Ethiopia is once again renegotiating billions of dollars in loans from China that were obtained to fund an historic railway to the port at Djibouti as the landlocked, fast-developing country tries to manage its large debt.
The new talks follow an agreement reached in September last year in which China gave Ethiopia 20 extra years to repay around $2.9bn borrowed to pay Chinese contractors to build the transformative rail link.Â
That agreement tripled the original repayment schedule of 10 years to 30, but it seems Ethiopia needs more debt relief.
"We are negotiating with China as to how to manage the debt, to make it sustainable and try to reduce some distress that comes from debt … and there is substantial progress," Ethiopia’s ambassador to China, Teshome Toga Chanaka, told newspaper The South China Morning Post in an interview published 24 March.
He added that the two sides were moving closer to finalising a new deal.
Chanaka however denied that China’s Belt and Road Initiative was a debt trap for developing countries like his, saying the infrastructure investment "makes a lot of sense" for Ethiopia.
"This is a very big country with huge potential for both passengers and cargo freight," he told the newspaper. "And eventually as our productivity increases and our export expands, definitely the cargo freight would be fully utilised.
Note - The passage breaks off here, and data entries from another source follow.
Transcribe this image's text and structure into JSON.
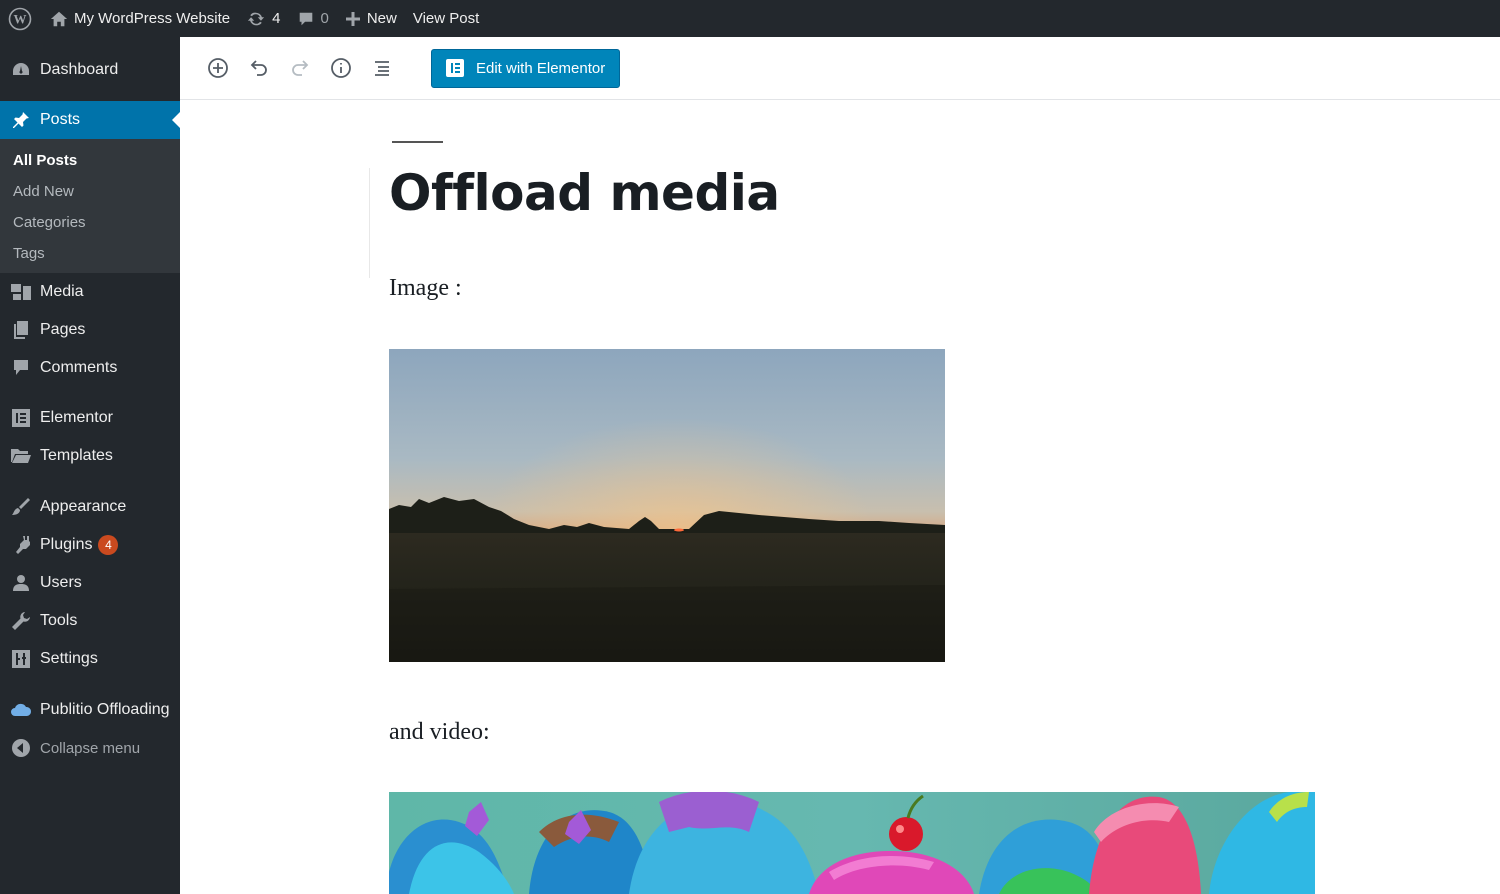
{
  "admin_bar": {
    "site_name": "My WordPress Website",
    "updates_count": "4",
    "comments_count": "0",
    "new_label": "New",
    "view_post_label": "View Post"
  },
  "sidebar": {
    "dashboard": "Dashboard",
    "posts": "Posts",
    "posts_submenu": [
      "All Posts",
      "Add New",
      "Categories",
      "Tags"
    ],
    "media": "Media",
    "pages": "Pages",
    "comments": "Comments",
    "elementor": "Elementor",
    "templates": "Templates",
    "appearance": "Appearance",
    "plugins": "Plugins",
    "plugins_badge": "4",
    "users": "Users",
    "tools": "Tools",
    "settings": "Settings",
    "publitio": "Publitio Offloading",
    "collapse": "Collapse menu"
  },
  "toolbar": {
    "edit_with_elementor": "Edit with Elementor"
  },
  "post": {
    "title": "Offload media",
    "paragraph_image": "Image :",
    "paragraph_video": "and video:"
  },
  "colors": {
    "admin_dark": "#23282d",
    "admin_blue": "#0073aa",
    "submenu_bg": "#32373c",
    "badge": "#ca4a1f",
    "button_blue": "#0085ba"
  }
}
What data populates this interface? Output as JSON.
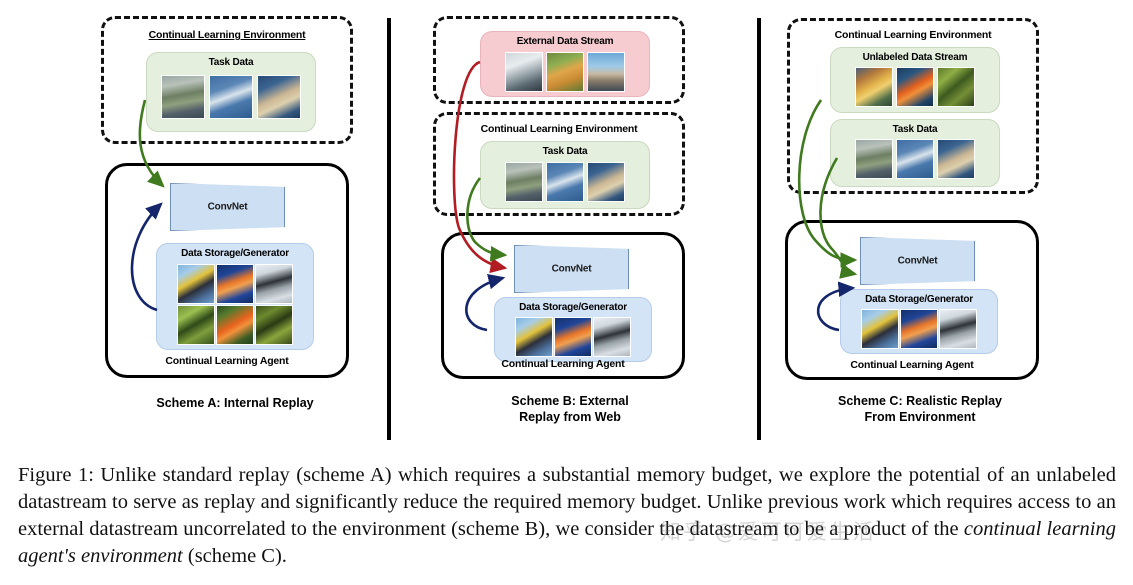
{
  "figure": {
    "caption_prefix": "Figure 1:",
    "caption_part1": " Unlike standard replay (scheme A) which requires a substantial memory budget, we explore the potential of an unlabeled datastream to serve as replay and significantly reduce the required memory budget. Unlike previous work which requires access to an external datastream uncorrelated to the environment (scheme B), we consider the datastream to be a product of the ",
    "caption_italic": "continual learning agent's environment",
    "caption_part2": " (scheme C).",
    "watermark": "知乎 @爱可可爱生活"
  },
  "panels": [
    {
      "id": "scheme-a",
      "caption": "Scheme A: Internal Replay",
      "environment": {
        "title": "Continual Learning Environment",
        "groups": [
          {
            "id": "task-data",
            "title": "Task Data",
            "color": "#e4efdd",
            "thumbs": [
              "goose-photo",
              "gull-photo",
              "duck-photo"
            ]
          }
        ]
      },
      "agent": {
        "label": "Continual Learning Agent",
        "network": {
          "label": "ConvNet",
          "color": "#cddff2"
        },
        "storage": {
          "title": "Data Storage/Generator",
          "color": "#d4e4f7",
          "thumbs": [
            "kingfisher-photo",
            "jellyfish-photo",
            "penguin-photo",
            "beetle-photo",
            "orangefish-photo",
            "frog-photo"
          ]
        }
      },
      "arrows": [
        {
          "id": "task-to-convnet",
          "color": "#3f7a1e"
        },
        {
          "id": "storage-to-convnet",
          "color": "#14256b"
        }
      ]
    },
    {
      "id": "scheme-b",
      "caption_line1": "Scheme B: External",
      "caption_line2": "Replay from Web",
      "external": {
        "group": {
          "id": "external-data-stream",
          "title": "External Data Stream",
          "color": "#f6ccd0",
          "thumbs": [
            "truck-photo",
            "dog-photo",
            "harbor-photo"
          ]
        }
      },
      "environment": {
        "title": "Continual Learning Environment",
        "groups": [
          {
            "id": "task-data",
            "title": "Task Data",
            "color": "#e4efdd",
            "thumbs": [
              "goose-photo",
              "gull-photo",
              "duck-photo"
            ]
          }
        ]
      },
      "agent": {
        "label": "Continual Learning Agent",
        "network": {
          "label": "ConvNet",
          "color": "#cddff2"
        },
        "storage": {
          "title": "Data Storage/Generator",
          "color": "#d4e4f7",
          "thumbs": [
            "kingfisher-photo",
            "jellyfish-photo",
            "penguin-photo"
          ]
        }
      },
      "arrows": [
        {
          "id": "external-to-convnet",
          "color": "#b11d22"
        },
        {
          "id": "task-to-convnet",
          "color": "#3f7a1e"
        },
        {
          "id": "storage-to-convnet",
          "color": "#14256b"
        }
      ]
    },
    {
      "id": "scheme-c",
      "caption_line1": "Scheme C: Realistic Replay",
      "caption_line2": "From Environment",
      "environment": {
        "title": "Continual Learning Environment",
        "groups": [
          {
            "id": "unlabeled-data-stream",
            "title": "Unlabeled Data Stream",
            "color": "#e4efdd",
            "thumbs": [
              "fishyellow-photo",
              "goldfish-photo",
              "leaf-photo"
            ]
          },
          {
            "id": "task-data",
            "title": "Task Data",
            "color": "#e4efdd",
            "thumbs": [
              "goose-photo",
              "gull-photo",
              "duck-photo"
            ]
          }
        ]
      },
      "agent": {
        "label": "Continual Learning Agent",
        "network": {
          "label": "ConvNet",
          "color": "#cddff2"
        },
        "storage": {
          "title": "Data Storage/Generator",
          "color": "#d4e4f7",
          "thumbs": [
            "kingfisher-photo",
            "jellyfish-photo",
            "penguin-photo"
          ]
        }
      },
      "arrows": [
        {
          "id": "unlabeled-to-convnet",
          "color": "#3f7a1e"
        },
        {
          "id": "task-to-convnet",
          "color": "#3f7a1e"
        },
        {
          "id": "storage-to-convnet",
          "color": "#14256b"
        }
      ]
    }
  ]
}
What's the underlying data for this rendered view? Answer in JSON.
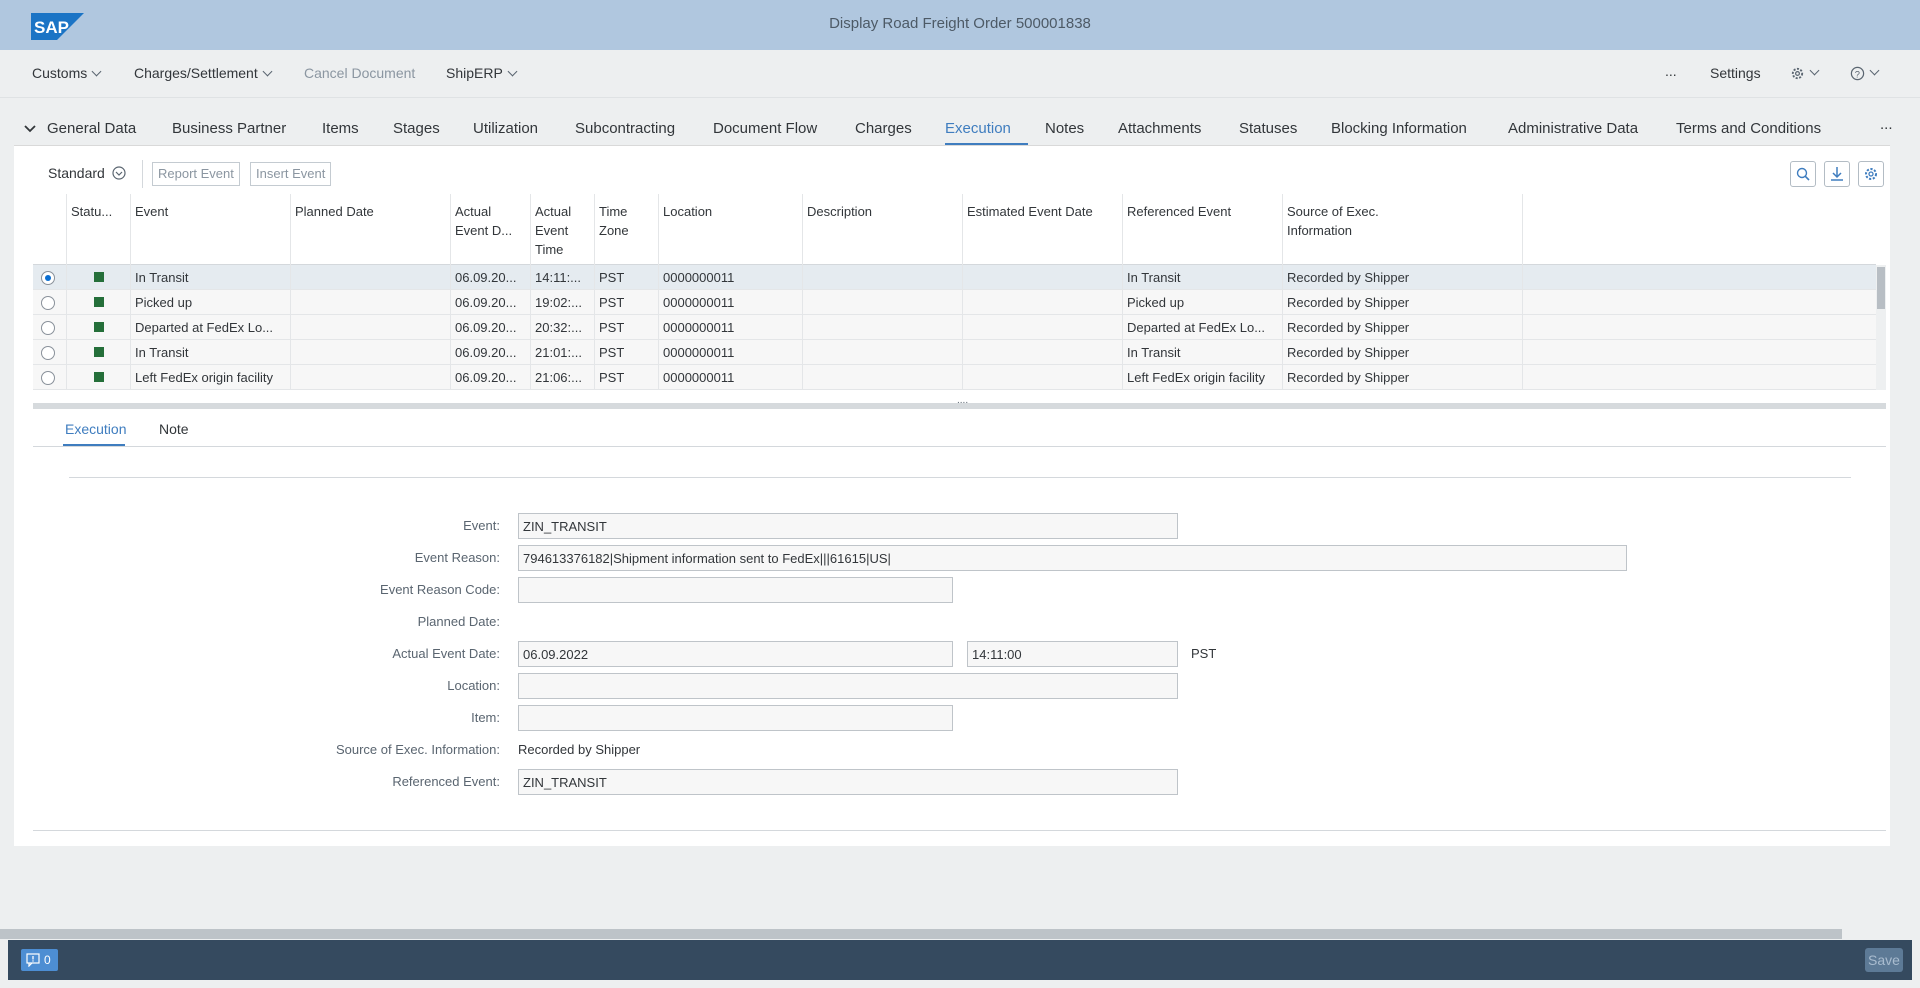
{
  "shell": {
    "logo_text": "SAP",
    "title": "Display Road Freight Order 500001838"
  },
  "toolbar": {
    "customs": "Customs",
    "charges_settlement": "Charges/Settlement",
    "cancel_document": "Cancel Document",
    "shiperp": "ShipERP",
    "more": "...",
    "settings": "Settings"
  },
  "tabs": [
    "General Data",
    "Business Partner",
    "Items",
    "Stages",
    "Utilization",
    "Subcontracting",
    "Document Flow",
    "Charges",
    "Execution",
    "Notes",
    "Attachments",
    "Statuses",
    "Blocking Information",
    "Administrative Data",
    "Terms and Conditions"
  ],
  "table_toolbar": {
    "variant": "Standard",
    "report_event": "Report Event",
    "insert_event": "Insert Event"
  },
  "grid": {
    "columns": {
      "status": "Statu...",
      "event": "Event",
      "planned_date": "Planned Date",
      "actual_event_date": "Actual Event D...",
      "actual_event_time": "Actual Event Time",
      "time_zone": "Time Zone",
      "location": "Location",
      "description": "Description",
      "estimated_event_date": "Estimated Event Date",
      "referenced_event": "Referenced Event",
      "source": "Source of Exec. Information"
    },
    "rows": [
      {
        "event": "In Transit",
        "planned": "",
        "date": "06.09.20...",
        "time": "14:11:...",
        "tz": "PST",
        "location": "0000000011",
        "description": "",
        "estimated": "",
        "referenced": "In Transit",
        "source": "Recorded by Shipper",
        "selected": true
      },
      {
        "event": "Picked up",
        "planned": "",
        "date": "06.09.20...",
        "time": "19:02:...",
        "tz": "PST",
        "location": "0000000011",
        "description": "",
        "estimated": "",
        "referenced": "Picked up",
        "source": "Recorded by Shipper",
        "selected": false
      },
      {
        "event": "Departed at FedEx Lo...",
        "planned": "",
        "date": "06.09.20...",
        "time": "20:32:...",
        "tz": "PST",
        "location": "0000000011",
        "description": "",
        "estimated": "",
        "referenced": "Departed at FedEx Lo...",
        "source": "Recorded by Shipper",
        "selected": false
      },
      {
        "event": "In Transit",
        "planned": "",
        "date": "06.09.20...",
        "time": "21:01:...",
        "tz": "PST",
        "location": "0000000011",
        "description": "",
        "estimated": "",
        "referenced": "In Transit",
        "source": "Recorded by Shipper",
        "selected": false
      },
      {
        "event": "Left FedEx origin facility",
        "planned": "",
        "date": "06.09.20...",
        "time": "21:06:...",
        "tz": "PST",
        "location": "0000000011",
        "description": "",
        "estimated": "",
        "referenced": "Left FedEx origin facility",
        "source": "Recorded by Shipper",
        "selected": false
      }
    ],
    "splitter": "...."
  },
  "subtabs": {
    "execution": "Execution",
    "note": "Note"
  },
  "form": {
    "event_label": "Event:",
    "event_value": "ZIN_TRANSIT",
    "reason_label": "Event Reason:",
    "reason_value": "794613376182|Shipment information sent to FedEx|||61615|US|",
    "reason_code_label": "Event Reason Code:",
    "reason_code_value": "",
    "planned_date_label": "Planned Date:",
    "actual_date_label": "Actual Event Date:",
    "actual_date_value": "06.09.2022",
    "actual_time_value": "14:11:00",
    "actual_tz": "PST",
    "location_label": "Location:",
    "location_value": "",
    "item_label": "Item:",
    "item_value": "",
    "source_label": "Source of Exec. Information:",
    "source_value": "Recorded by Shipper",
    "referenced_label": "Referenced Event:",
    "referenced_value": "ZIN_TRANSIT"
  },
  "footer": {
    "messages_count": "0",
    "save": "Save"
  },
  "colors": {
    "shell": "#b0c7df",
    "accent": "#3f7dbf",
    "status_green": "#256f3a",
    "footer": "#354a5f"
  }
}
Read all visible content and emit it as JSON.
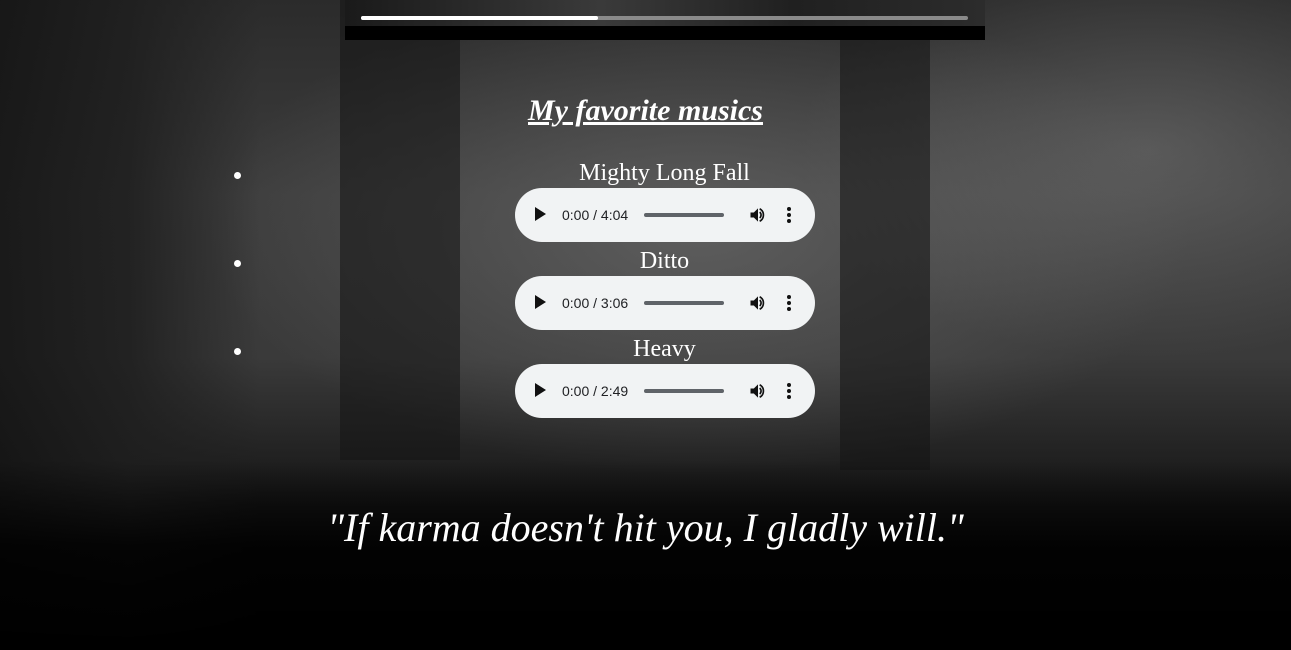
{
  "video": {
    "progress": 0.39
  },
  "section": {
    "title": "My favorite musics"
  },
  "songs": [
    {
      "title": "Mighty Long Fall",
      "time": "0:00 / 4:04"
    },
    {
      "title": "Ditto",
      "time": "0:00 / 3:06"
    },
    {
      "title": "Heavy",
      "time": "0:00 / 2:49"
    }
  ],
  "quote": {
    "text": "\"If karma doesn't hit you, I gladly will.\""
  },
  "icons": {
    "play": "play-icon",
    "volume": "volume-icon",
    "menu": "more-vert-icon"
  },
  "colors": {
    "text": "#ffffff",
    "player_bg": "#f1f3f4",
    "video_bg": "#000000"
  }
}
There’s no question about that."
Opened in January 2017, the electrified, 750km railway from Addis Ababa to the neighbouring port city-state of Djibouti cut the journey time to the sea from three days to 12 hours, boosting export prospects for Ethiopia’s rapidly industrialising economy.
Image: Train crosses the Holhol bridge, Djibouti, part of the new railway to Addis Ababa, Ethiopia (Skilla1st/CC BY-SA 4.0)